OPEC also indicated that many populations are experiencing buyer’s remorse after dealing with the real-world impact of implementing renewable energy policies like net-zero carbon emissions. … “[W]e have seen energy issues climb back to the top of the agenda for populations as many glimpse how experimental net zero policies and targets impact their lives. They have legitimate concerns. How much will they cost in their current form? What benefits will they bring? Will they work as hyped? Are there other options to help reduce emissions? And what will happen if these forecasts, policies and targets do not materialize?” the statement read. This OPEC statement deviates significantly from most of its pronouncements in both its bluntness and tone.

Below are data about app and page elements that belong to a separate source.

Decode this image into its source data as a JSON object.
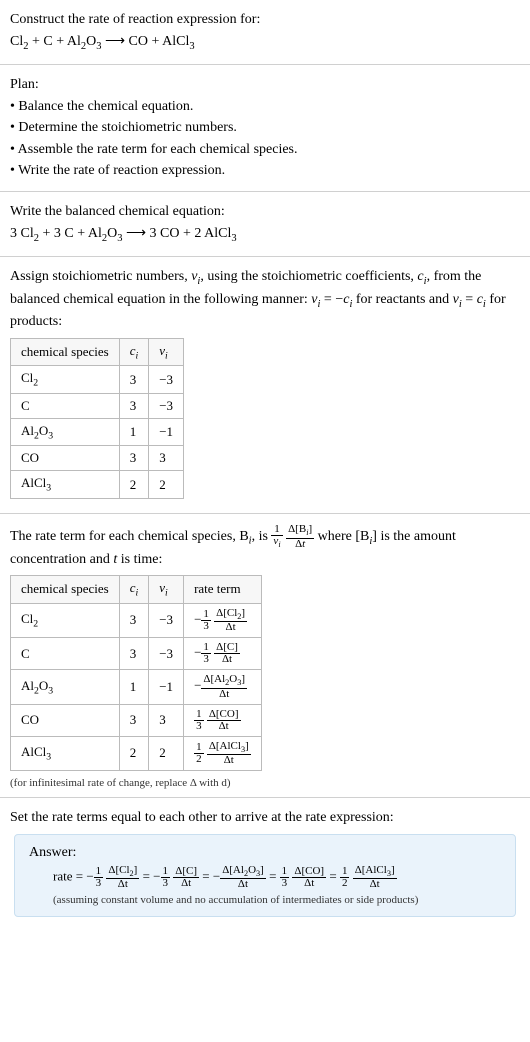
{
  "prompt": {
    "title": "Construct the rate of reaction expression for:",
    "equation_html": "Cl<sub>2</sub> + C + Al<sub>2</sub>O<sub>3</sub>  ⟶  CO + AlCl<sub>3</sub>"
  },
  "plan": {
    "heading": "Plan:",
    "items": [
      "• Balance the chemical equation.",
      "• Determine the stoichiometric numbers.",
      "• Assemble the rate term for each chemical species.",
      "• Write the rate of reaction expression."
    ]
  },
  "balanced": {
    "heading": "Write the balanced chemical equation:",
    "equation_html": "3 Cl<sub>2</sub> + 3 C + Al<sub>2</sub>O<sub>3</sub>  ⟶  3 CO + 2 AlCl<sub>3</sub>"
  },
  "stoich": {
    "intro_html": "Assign stoichiometric numbers, <i>ν<sub>i</sub></i>, using the stoichiometric coefficients, <i>c<sub>i</sub></i>, from the balanced chemical equation in the following manner: <i>ν<sub>i</sub></i> = −<i>c<sub>i</sub></i> for reactants and <i>ν<sub>i</sub></i> = <i>c<sub>i</sub></i> for products:",
    "headers": [
      "chemical species",
      "c_i",
      "ν_i"
    ],
    "headers_html": [
      "chemical species",
      "<i>c<sub>i</sub></i>",
      "<i>ν<sub>i</sub></i>"
    ],
    "rows": [
      {
        "species_html": "Cl<sub>2</sub>",
        "c": "3",
        "nu": "−3"
      },
      {
        "species_html": "C",
        "c": "3",
        "nu": "−3"
      },
      {
        "species_html": "Al<sub>2</sub>O<sub>3</sub>",
        "c": "1",
        "nu": "−1"
      },
      {
        "species_html": "CO",
        "c": "3",
        "nu": "3"
      },
      {
        "species_html": "AlCl<sub>3</sub>",
        "c": "2",
        "nu": "2"
      }
    ]
  },
  "rateterm": {
    "intro_pre": "The rate term for each chemical species, B",
    "intro_mid": ", is ",
    "intro_post_html": " where [B<sub><i>i</i></sub>] is the amount concentration and <i>t</i> is time:",
    "headers_html": [
      "chemical species",
      "<i>c<sub>i</sub></i>",
      "<i>ν<sub>i</sub></i>",
      "rate term"
    ],
    "rows": [
      {
        "species_html": "Cl<sub>2</sub>",
        "c": "3",
        "nu": "−3",
        "rate_sign": "−",
        "rate_coef_num": "1",
        "rate_coef_den": "3",
        "rate_dnum_html": "Δ[Cl<sub>2</sub>]",
        "rate_dden": "Δt"
      },
      {
        "species_html": "C",
        "c": "3",
        "nu": "−3",
        "rate_sign": "−",
        "rate_coef_num": "1",
        "rate_coef_den": "3",
        "rate_dnum_html": "Δ[C]",
        "rate_dden": "Δt"
      },
      {
        "species_html": "Al<sub>2</sub>O<sub>3</sub>",
        "c": "1",
        "nu": "−1",
        "rate_sign": "−",
        "rate_coef_num": "",
        "rate_coef_den": "",
        "rate_dnum_html": "Δ[Al<sub>2</sub>O<sub>3</sub>]",
        "rate_dden": "Δt"
      },
      {
        "species_html": "CO",
        "c": "3",
        "nu": "3",
        "rate_sign": "",
        "rate_coef_num": "1",
        "rate_coef_den": "3",
        "rate_dnum_html": "Δ[CO]",
        "rate_dden": "Δt"
      },
      {
        "species_html": "AlCl<sub>3</sub>",
        "c": "2",
        "nu": "2",
        "rate_sign": "",
        "rate_coef_num": "1",
        "rate_coef_den": "2",
        "rate_dnum_html": "Δ[AlCl<sub>3</sub>]",
        "rate_dden": "Δt"
      }
    ],
    "note": "(for infinitesimal rate of change, replace Δ with d)"
  },
  "final": {
    "heading": "Set the rate terms equal to each other to arrive at the rate expression:"
  },
  "answer": {
    "label": "Answer:",
    "prefix": "rate = ",
    "terms": [
      {
        "sign": "−",
        "coef_num": "1",
        "coef_den": "3",
        "dnum_html": "Δ[Cl<sub>2</sub>]",
        "dden": "Δt"
      },
      {
        "sign": "−",
        "coef_num": "1",
        "coef_den": "3",
        "dnum_html": "Δ[C]",
        "dden": "Δt"
      },
      {
        "sign": "−",
        "coef_num": "",
        "coef_den": "",
        "dnum_html": "Δ[Al<sub>2</sub>O<sub>3</sub>]",
        "dden": "Δt"
      },
      {
        "sign": "",
        "coef_num": "1",
        "coef_den": "3",
        "dnum_html": "Δ[CO]",
        "dden": "Δt"
      },
      {
        "sign": "",
        "coef_num": "1",
        "coef_den": "2",
        "dnum_html": "Δ[AlCl<sub>3</sub>]",
        "dden": "Δt"
      }
    ],
    "note": "(assuming constant volume and no accumulation of intermediates or side products)"
  },
  "chart_data": {
    "type": "table",
    "tables": [
      {
        "title": "stoichiometric numbers",
        "columns": [
          "chemical species",
          "c_i",
          "nu_i"
        ],
        "rows": [
          [
            "Cl2",
            3,
            -3
          ],
          [
            "C",
            3,
            -3
          ],
          [
            "Al2O3",
            1,
            -1
          ],
          [
            "CO",
            3,
            3
          ],
          [
            "AlCl3",
            2,
            2
          ]
        ]
      },
      {
        "title": "rate terms",
        "columns": [
          "chemical species",
          "c_i",
          "nu_i",
          "rate term"
        ],
        "rows": [
          [
            "Cl2",
            3,
            -3,
            "-(1/3) d[Cl2]/dt"
          ],
          [
            "C",
            3,
            -3,
            "-(1/3) d[C]/dt"
          ],
          [
            "Al2O3",
            1,
            -1,
            "- d[Al2O3]/dt"
          ],
          [
            "CO",
            3,
            3,
            "(1/3) d[CO]/dt"
          ],
          [
            "AlCl3",
            2,
            2,
            "(1/2) d[AlCl3]/dt"
          ]
        ]
      }
    ]
  }
}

Exxon’s Forecast to 2050
Exxon expects natural gas to increase its market share through 2050, the end of the forecast period, reaching almost 30 percent of all energy demand. Oil demand is expected to decline slightly by 2050, but it is still expected to play a dominant role, with growing demand in commercial transportation and in feedstocks for the chemicals industry. Coal use is expected to remain significant in parts of the developing world, but its global share is expected to drop below 15 percent by 2050 as China and developed nations are expected to shift toward lower-emission sources like renewables, nuclear and natural gas. Renewables and nuclear both are expected to see growth, contributing around 70 percent of incremental energy supplies to meet demand growth. (See figure below.)
The IEA continues its propaganda against fossil fuels driven by wishful thinking and determination to ignore economic, scientific, and engineering realities. Because fossil fuels are overwhelmingly the most efficient forms of energy available now or in the future, market forces alone will not result in a massive shift away from them toward uncompetitive and unreliable forms of energy such as wind and solar power. The small shift in market share that is occurring is due to large government subsidies and other policy-driven interventions. Any major market shift would need to take place over decades as part of the long-term process of capital depreciation, investment, and changes in resource allocation. To obtain large reductions in emissions would require large reductions in the consumption of fossil fuels and correspondingly large increases in energy costs, which would affect the price and availability of all things that sustain human life. Consumers are already seeing increases in energy cost even with small shifts in what is supposedly “free” renewable energy. The IEA is an increasingly political, rather than data-driven agency seeking to tell its bosses in the OECD what they wish to hear through its models.